A Publication of WTVP

“Talent Wars” is a phrase I first heard during the dotcom era. Frankly, the phrase seemed overly dramatic. Growth was rampant, and there was high demand for those with the dotcom skillset. Yes, there were corporate winners and losers, but even the casualties of business were largely due to failed business plans, lack of capital, or a variety of other factors that excluded a sole lack of talent.

In 2013, I began hearing the phrase again, and nowadays with increasing regularity. This time, the shoe is fitting. What is the problem? Lack of growth is the symptom of a bigger problem, which is a two-fold lack of talent. First, there simply aren’t enough “soldiers,” with 27.25 million fewer Gen-Xers than Boomers. Secondly, you might argue that talent was missing in the 1990s and early 2000s, too, so I add that the war now is for the right talent.

In the dotcom era, you could find and overpay a few superheroes to create growth. I witnessed this firsthand during a five-plus-year stint with a tech-based company that grew from 13 employees to 41. In today’s team-centric environment, though, finding and developing the right team can have your business performing even if the economy is not.

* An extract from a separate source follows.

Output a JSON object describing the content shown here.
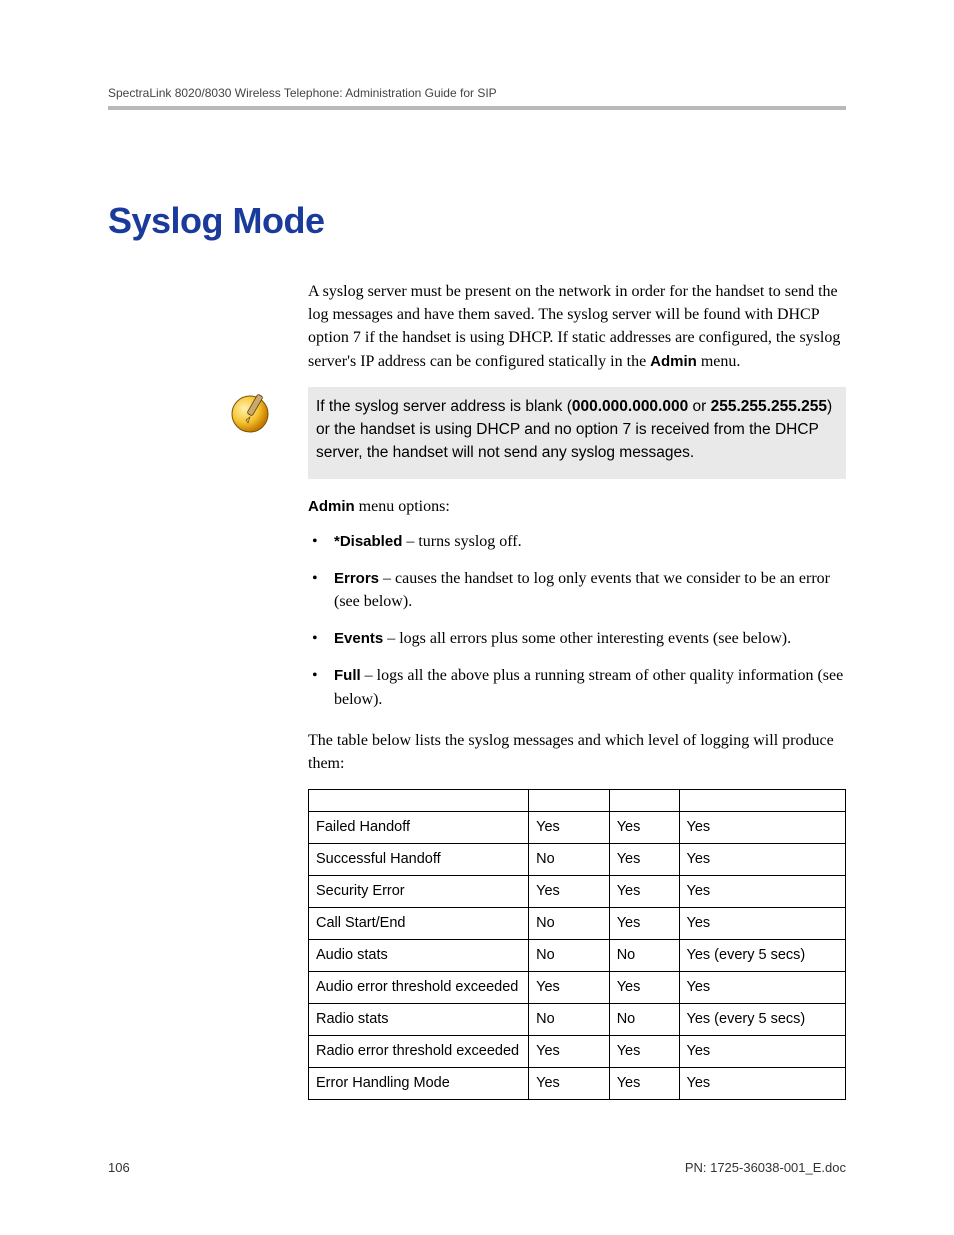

To some degree, we have our dotcom friends to thank when it comes to finding potential talent. Pre-hire and developmental assessments aid greatly in finding potential talent. That’s all a new employee is: potential. Past performance does not guarantee future results, right? But you can stack the deck toward a future of growth by starting with assessments (Who) and then nailing the job description and compensation (What) and the ideal location of the work performed (Where). That’s the tactical half.

The strategic half is the When, Why and How. That’s the developmental side of the right team, and that’s where the war is won and lost. It was time-consuming and expensive to unearth the potential, wasn’t it? So don’t lose it. Develop the human capital—or risk becoming a business casualty.

While that sounds harsh, I think about a friend who had at least three franchises that were busy when I visited them frequently. As he began to shutter them, I had to ask why. “The product is a money-maker, and finding capital isn’t the problem. Foot traffic is sufficient. I just can’t keep the right people.” Hindsight reveals an argument that too much time was spent on the What and not the Why.

When is the timing that your managers, supervisors and leaders take individual contributors to the next level of skill and motivation. You can’t assume they know that, but they can learn the When because it is a science, as well as an art.

The crux of Why is defining the motivation and engagement of your team. If you think salary is a big part of retention (it is not) and your focus is overly on that What, you’re at risk of losing the war. Engagement is discretionary effort on behaviors such as time spent on job activities, positive attitude, and collaboration with fellow employees. Motivation drives the willingness to demonstrate these behaviors.

Motivation and engagement segues nicely into How the behaviors get done. That is highly individualistic and takes time to figure out, but it can be done. Those who invest in this endeavor will spend their time growing their individual contributors, supervisors, managers and leaders into better ones rather than looking for new ones. That’s the battle plan. Go forth and conquer. iBi